There are plenty of leftists who disagree with Khalek on Syria, but who have at least been consistent and honest about their position and motives. Katerji, meanwhile, is making threats like “change your rhetoric or we will continue to campaign against you” – but it seems pretty clear that he is neither honest nor brave enough to spell out what he actually means. Because if he did, he knows that even people who generally agree with him on the issue would find his behavior creepy and abhorrent. Katerji will continue to try to bankrupt Khalek into submission, leveraging violent capitalism against her where his powers of persuasion have failed – and then, if he is called on it, he will retreat into patently right-wing arguments about how no one has a right to income.
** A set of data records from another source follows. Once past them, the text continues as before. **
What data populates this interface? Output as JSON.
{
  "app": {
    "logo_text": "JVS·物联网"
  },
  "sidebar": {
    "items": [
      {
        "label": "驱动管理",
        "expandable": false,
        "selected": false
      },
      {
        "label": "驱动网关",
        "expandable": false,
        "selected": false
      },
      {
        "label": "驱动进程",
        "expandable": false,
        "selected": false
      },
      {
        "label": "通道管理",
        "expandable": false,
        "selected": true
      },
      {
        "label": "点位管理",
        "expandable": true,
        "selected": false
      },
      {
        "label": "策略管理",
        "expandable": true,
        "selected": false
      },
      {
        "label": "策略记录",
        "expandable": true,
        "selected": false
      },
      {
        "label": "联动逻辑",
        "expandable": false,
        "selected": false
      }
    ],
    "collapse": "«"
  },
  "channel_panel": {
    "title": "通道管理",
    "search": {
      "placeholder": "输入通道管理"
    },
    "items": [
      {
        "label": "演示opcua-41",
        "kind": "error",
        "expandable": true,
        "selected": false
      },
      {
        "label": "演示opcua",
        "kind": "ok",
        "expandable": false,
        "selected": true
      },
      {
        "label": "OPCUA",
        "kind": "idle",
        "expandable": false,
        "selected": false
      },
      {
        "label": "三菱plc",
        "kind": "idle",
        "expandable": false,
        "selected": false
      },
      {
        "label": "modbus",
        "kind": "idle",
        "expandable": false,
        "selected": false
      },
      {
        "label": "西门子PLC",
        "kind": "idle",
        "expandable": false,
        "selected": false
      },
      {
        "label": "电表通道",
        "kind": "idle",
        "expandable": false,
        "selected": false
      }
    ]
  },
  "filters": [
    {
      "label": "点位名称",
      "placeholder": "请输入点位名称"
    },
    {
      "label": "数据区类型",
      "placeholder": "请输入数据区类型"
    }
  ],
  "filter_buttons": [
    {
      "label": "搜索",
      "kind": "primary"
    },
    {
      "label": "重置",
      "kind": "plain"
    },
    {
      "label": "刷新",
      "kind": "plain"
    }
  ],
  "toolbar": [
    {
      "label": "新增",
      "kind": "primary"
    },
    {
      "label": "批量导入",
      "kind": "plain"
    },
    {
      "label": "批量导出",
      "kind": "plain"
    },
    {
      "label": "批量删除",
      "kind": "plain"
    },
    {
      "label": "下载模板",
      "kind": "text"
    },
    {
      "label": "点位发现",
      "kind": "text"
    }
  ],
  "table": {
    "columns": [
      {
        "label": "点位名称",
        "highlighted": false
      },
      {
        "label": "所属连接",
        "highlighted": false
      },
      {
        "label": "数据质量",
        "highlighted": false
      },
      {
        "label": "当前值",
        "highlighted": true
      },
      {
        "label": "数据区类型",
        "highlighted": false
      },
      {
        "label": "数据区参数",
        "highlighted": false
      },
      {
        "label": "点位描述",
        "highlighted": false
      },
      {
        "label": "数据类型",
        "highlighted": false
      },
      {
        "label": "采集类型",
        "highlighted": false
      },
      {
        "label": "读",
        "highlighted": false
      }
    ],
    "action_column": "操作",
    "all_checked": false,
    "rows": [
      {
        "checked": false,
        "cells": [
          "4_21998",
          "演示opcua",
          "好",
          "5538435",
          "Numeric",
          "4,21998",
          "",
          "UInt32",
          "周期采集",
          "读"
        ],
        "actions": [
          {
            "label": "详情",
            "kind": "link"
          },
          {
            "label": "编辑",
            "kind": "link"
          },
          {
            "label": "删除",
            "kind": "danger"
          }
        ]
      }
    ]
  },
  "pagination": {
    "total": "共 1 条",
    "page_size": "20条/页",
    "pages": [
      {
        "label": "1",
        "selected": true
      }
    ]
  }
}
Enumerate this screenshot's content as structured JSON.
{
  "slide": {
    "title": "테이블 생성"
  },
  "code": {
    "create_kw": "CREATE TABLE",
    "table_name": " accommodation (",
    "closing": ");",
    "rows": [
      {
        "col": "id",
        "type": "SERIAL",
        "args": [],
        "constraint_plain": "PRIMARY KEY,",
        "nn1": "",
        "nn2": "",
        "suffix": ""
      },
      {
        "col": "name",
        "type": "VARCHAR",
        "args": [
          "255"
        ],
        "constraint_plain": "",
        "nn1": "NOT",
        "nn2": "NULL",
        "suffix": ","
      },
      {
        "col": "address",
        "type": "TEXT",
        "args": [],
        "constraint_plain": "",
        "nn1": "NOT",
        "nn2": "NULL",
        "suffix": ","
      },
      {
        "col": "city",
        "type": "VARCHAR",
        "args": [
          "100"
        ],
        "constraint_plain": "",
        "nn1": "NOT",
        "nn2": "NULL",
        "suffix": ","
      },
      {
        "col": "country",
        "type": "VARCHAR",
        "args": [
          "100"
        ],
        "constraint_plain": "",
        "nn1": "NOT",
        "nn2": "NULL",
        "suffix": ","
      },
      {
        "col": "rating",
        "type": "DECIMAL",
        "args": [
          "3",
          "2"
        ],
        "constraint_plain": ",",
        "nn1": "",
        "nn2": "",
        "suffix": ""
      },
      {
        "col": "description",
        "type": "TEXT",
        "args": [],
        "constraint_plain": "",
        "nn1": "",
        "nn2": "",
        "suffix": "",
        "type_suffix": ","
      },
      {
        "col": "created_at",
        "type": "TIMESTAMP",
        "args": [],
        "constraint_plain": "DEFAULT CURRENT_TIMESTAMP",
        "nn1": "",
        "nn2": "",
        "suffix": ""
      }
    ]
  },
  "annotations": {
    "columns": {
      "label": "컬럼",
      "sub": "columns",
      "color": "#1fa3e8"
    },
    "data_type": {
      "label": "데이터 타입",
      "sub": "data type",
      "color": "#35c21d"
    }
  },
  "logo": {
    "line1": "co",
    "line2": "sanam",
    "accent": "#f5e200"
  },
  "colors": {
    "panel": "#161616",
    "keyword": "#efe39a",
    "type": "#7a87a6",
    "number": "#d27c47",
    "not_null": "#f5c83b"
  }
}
If the left stands for anything, it has to stand behind this basic point: capitalism is violence. This was true in McCarthy’s era when blacklists and political firings were the main tools of discipline the right used against American communists. This is true all over the world, where American empire still relies heavily on sanctions, debt-collection, trade leverage, and other instruments of economic coercion to impose its will upon other nations. This has been true during the endless parade of employment threats that liberals have rolled out against the media left over the past year, most notoriously during their rabid campaign to silence Matt Bruenig. And it’s true here and now, as Khalek suffers continuing, relentless attacks on her basic livelihood. If you’re on the left and you’re okay with this kind of violence, step up and admit it. And if you aren’t okay with it, then it’s time to speak out on Khalek’s behalf.
About Carl Beijer 12 Articles
Carl Beijer is a writer who focuses on the Left, linguistics, and international affairs.